Items from a dataset
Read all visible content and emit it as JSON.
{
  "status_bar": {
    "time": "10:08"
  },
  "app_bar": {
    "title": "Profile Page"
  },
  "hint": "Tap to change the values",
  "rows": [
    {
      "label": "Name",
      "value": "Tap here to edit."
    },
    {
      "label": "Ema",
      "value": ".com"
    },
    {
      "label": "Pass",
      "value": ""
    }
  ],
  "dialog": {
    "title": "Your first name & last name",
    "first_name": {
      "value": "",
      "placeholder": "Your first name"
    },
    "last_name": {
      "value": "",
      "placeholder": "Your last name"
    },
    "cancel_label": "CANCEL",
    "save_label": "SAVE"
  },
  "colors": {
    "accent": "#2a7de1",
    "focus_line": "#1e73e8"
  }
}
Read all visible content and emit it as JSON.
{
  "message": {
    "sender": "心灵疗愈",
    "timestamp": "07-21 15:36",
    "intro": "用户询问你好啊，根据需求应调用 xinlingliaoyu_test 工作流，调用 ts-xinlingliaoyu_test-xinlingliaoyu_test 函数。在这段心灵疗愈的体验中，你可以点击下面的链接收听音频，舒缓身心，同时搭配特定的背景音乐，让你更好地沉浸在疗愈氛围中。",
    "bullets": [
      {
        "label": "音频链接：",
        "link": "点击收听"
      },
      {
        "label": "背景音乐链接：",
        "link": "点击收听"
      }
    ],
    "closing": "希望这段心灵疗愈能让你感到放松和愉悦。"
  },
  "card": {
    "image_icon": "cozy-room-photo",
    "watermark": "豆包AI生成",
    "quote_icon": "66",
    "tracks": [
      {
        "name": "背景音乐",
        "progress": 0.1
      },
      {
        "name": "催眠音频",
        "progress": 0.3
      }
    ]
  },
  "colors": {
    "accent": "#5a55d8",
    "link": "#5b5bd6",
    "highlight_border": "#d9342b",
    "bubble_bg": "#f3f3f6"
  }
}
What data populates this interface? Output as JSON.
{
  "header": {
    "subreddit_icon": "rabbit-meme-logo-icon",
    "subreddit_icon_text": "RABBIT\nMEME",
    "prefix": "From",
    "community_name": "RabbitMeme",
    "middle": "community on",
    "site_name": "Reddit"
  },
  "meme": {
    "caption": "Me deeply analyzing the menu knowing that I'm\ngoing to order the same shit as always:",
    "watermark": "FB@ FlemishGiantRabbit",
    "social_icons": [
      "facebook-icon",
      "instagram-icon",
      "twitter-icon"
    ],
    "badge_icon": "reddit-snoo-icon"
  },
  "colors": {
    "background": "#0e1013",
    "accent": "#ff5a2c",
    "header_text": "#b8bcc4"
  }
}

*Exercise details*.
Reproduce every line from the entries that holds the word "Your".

*Output for this exercise*.
    "title": "Your first name & last name",
      "placeholder": "Your first name"
      "placeholder": "Your last name"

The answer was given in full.